===== RECORD EXCERPTS =====

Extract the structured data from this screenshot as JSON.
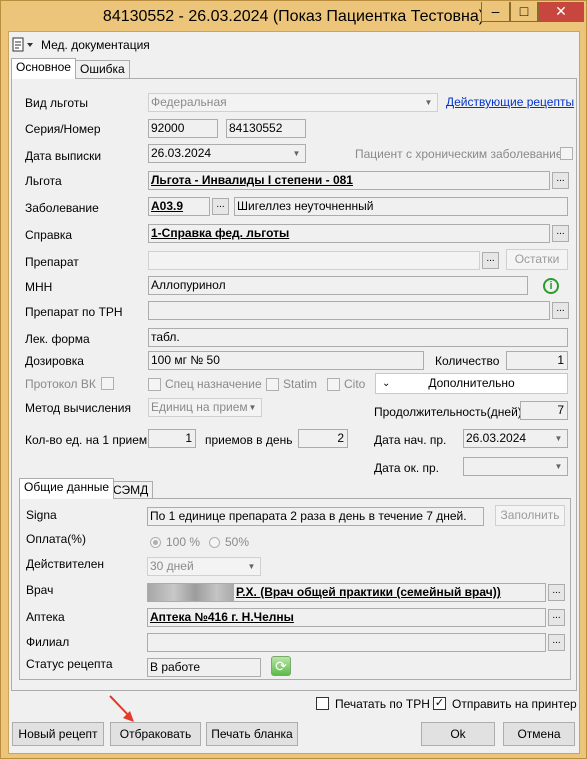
{
  "window": {
    "title": "84130552 - 26.03.2024 (Показ Пациентка Тестовна)",
    "min_glyph": "–",
    "max_glyph": "□",
    "close_glyph": "✕"
  },
  "toolbar": {
    "menu_label": "Мед. документация",
    "doc_icon": "document-icon"
  },
  "tabs_top": [
    {
      "label": "Основное",
      "active": true
    },
    {
      "label": "Ошибка",
      "active": false
    }
  ],
  "main": {
    "benefit_type_label": "Вид льготы",
    "benefit_type_value": "Федеральная",
    "active_recipes_link": "Действующие рецепты",
    "series_number_label": "Серия/Номер",
    "series_value": "92000",
    "number_value": "84130552",
    "issue_date_label": "Дата выписки",
    "issue_date_value": "26.03.2024",
    "chronic_label": "Пациент с хроническим заболеванием",
    "benefit_label": "Льгота",
    "benefit_value": "Льгота - Инвалиды I степени - 081",
    "disease_label": "Заболевание",
    "disease_code": "A03.9",
    "disease_name": "Шигеллез неуточненный",
    "certificate_label": "Справка",
    "certificate_value": "1-Справка фед. льготы",
    "drug_label": "Препарат",
    "drug_value": "",
    "remainders_button": "Остатки",
    "inn_label": "МНН",
    "inn_value": "Аллопуринол",
    "trn_drug_label": "Препарат по ТРН",
    "trn_drug_value": "",
    "form_label": "Лек. форма",
    "form_value": "табл.",
    "dosage_label": "Дозировка",
    "dosage_value": "100 мг № 50",
    "quantity_label": "Количество",
    "quantity_value": "1",
    "vk_label": "Протокол ВК",
    "special_label": "Спец назначение",
    "statim_label": "Statim",
    "cito_label": "Cito",
    "additional_button": "Дополнительно",
    "calc_method_label": "Метод вычисления",
    "calc_method_value": "Единиц на прием",
    "duration_label": "Продолжительность(дней)",
    "duration_value": "7",
    "units_label": "Кол-во ед. на 1 прием",
    "units_value": "1",
    "per_day_label": "приемов в день",
    "per_day_value": "2",
    "start_date_label": "Дата нач. пр.",
    "start_date_value": "26.03.2024",
    "end_date_label": "Дата ок. пр.",
    "end_date_value": ""
  },
  "tabs_bottom": [
    {
      "label": "Общие данные",
      "active": true
    },
    {
      "label": "СЭМД",
      "active": false
    }
  ],
  "general": {
    "signa_label": "Signa",
    "signa_value": "По 1 единице препарата 2 раза в день в течение 7 дней.",
    "fill_button": "Заполнить",
    "payment_label": "Оплата(%)",
    "pay_100": "100 %",
    "pay_50": "50%",
    "valid_label": "Действителен",
    "valid_value": "30 дней",
    "doctor_label": "Врач",
    "doctor_value": "Р.Х. (Врач общей практики (семейный врач))",
    "pharmacy_label": "Аптека",
    "pharmacy_value": "Аптека №416 г. Н.Челны",
    "branch_label": "Филиал",
    "branch_value": "",
    "status_label": "Статус рецепта",
    "status_value": "В работе"
  },
  "footer": {
    "print_trn_label": "Печатать по ТРН",
    "send_printer_label": "Отправить на принтер",
    "new_recipe_button": "Новый рецепт",
    "reject_button": "Отбраковать",
    "print_form_button": "Печать бланка",
    "ok_button": "Ok",
    "cancel_button": "Отмена"
  },
  "colors": {
    "title_bar": "#ecc57a",
    "close_button": "#c7463e",
    "link": "#0033cc",
    "annotation_arrow": "#e53a2a"
  }
}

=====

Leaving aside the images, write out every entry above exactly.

▶ REPLY
Extract the structured data from this screenshot as JSON.
{
  "window": {
    "title": "84130552 - 26.03.2024 (Показ Пациентка Тестовна)",
    "min_glyph": "–",
    "max_glyph": "□",
    "close_glyph": "✕"
  },
  "toolbar": {
    "menu_label": "Мед. документация",
    "doc_icon": "document-icon"
  },
  "tabs_top": [
    {
      "label": "Основное",
      "active": true
    },
    {
      "label": "Ошибка",
      "active": false
    }
  ],
  "main": {
    "benefit_type_label": "Вид льготы",
    "benefit_type_value": "Федеральная",
    "active_recipes_link": "Действующие рецепты",
    "series_number_label": "Серия/Номер",
    "series_value": "92000",
    "number_value": "84130552",
    "issue_date_label": "Дата выписки",
    "issue_date_value": "26.03.2024",
    "chronic_label": "Пациент с хроническим заболеванием",
    "benefit_label": "Льгота",
    "benefit_value": "Льгота - Инвалиды I степени - 081",
    "disease_label": "Заболевание",
    "disease_code": "A03.9",
    "disease_name": "Шигеллез неуточненный",
    "certificate_label": "Справка",
    "certificate_value": "1-Справка фед. льготы",
    "drug_label": "Препарат",
    "drug_value": "",
    "remainders_button": "Остатки",
    "inn_label": "МНН",
    "inn_value": "Аллопуринол",
    "trn_drug_label": "Препарат по ТРН",
    "trn_drug_value": "",
    "form_label": "Лек. форма",
    "form_value": "табл.",
    "dosage_label": "Дозировка",
    "dosage_value": "100 мг № 50",
    "quantity_label": "Количество",
    "quantity_value": "1",
    "vk_label": "Протокол ВК",
    "special_label": "Спец назначение",
    "statim_label": "Statim",
    "cito_label": "Cito",
    "additional_button": "Дополнительно",
    "calc_method_label": "Метод вычисления",
    "calc_method_value": "Единиц на прием",
    "duration_label": "Продолжительность(дней)",
    "duration_value": "7",
    "units_label": "Кол-во ед. на 1 прием",
    "units_value": "1",
    "per_day_label": "приемов в день",
    "per_day_value": "2",
    "start_date_label": "Дата нач. пр.",
    "start_date_value": "26.03.2024",
    "end_date_label": "Дата ок. пр.",
    "end_date_value": ""
  },
  "tabs_bottom": [
    {
      "label": "Общие данные",
      "active": true
    },
    {
      "label": "СЭМД",
      "active": false
    }
  ],
  "general": {
    "signa_label": "Signa",
    "signa_value": "По 1 единице препарата 2 раза в день в течение 7 дней.",
    "fill_button": "Заполнить",
    "payment_label": "Оплата(%)",
    "pay_100": "100 %",
    "pay_50": "50%",
    "valid_label": "Действителен",
    "valid_value": "30 дней",
    "doctor_label": "Врач",
    "doctor_value": "Р.Х. (Врач общей практики (семейный врач))",
    "pharmacy_label": "Аптека",
    "pharmacy_value": "Аптека №416 г. Н.Челны",
    "branch_label": "Филиал",
    "branch_value": "",
    "status_label": "Статус рецепта",
    "status_value": "В работе"
  },
  "footer": {
    "print_trn_label": "Печатать по ТРН",
    "send_printer_label": "Отправить на принтер",
    "new_recipe_button": "Новый рецепт",
    "reject_button": "Отбраковать",
    "print_form_button": "Печать бланка",
    "ok_button": "Ok",
    "cancel_button": "Отмена"
  },
  "colors": {
    "title_bar": "#ecc57a",
    "close_button": "#c7463e",
    "link": "#0033cc",
    "annotation_arrow": "#e53a2a"
  }
}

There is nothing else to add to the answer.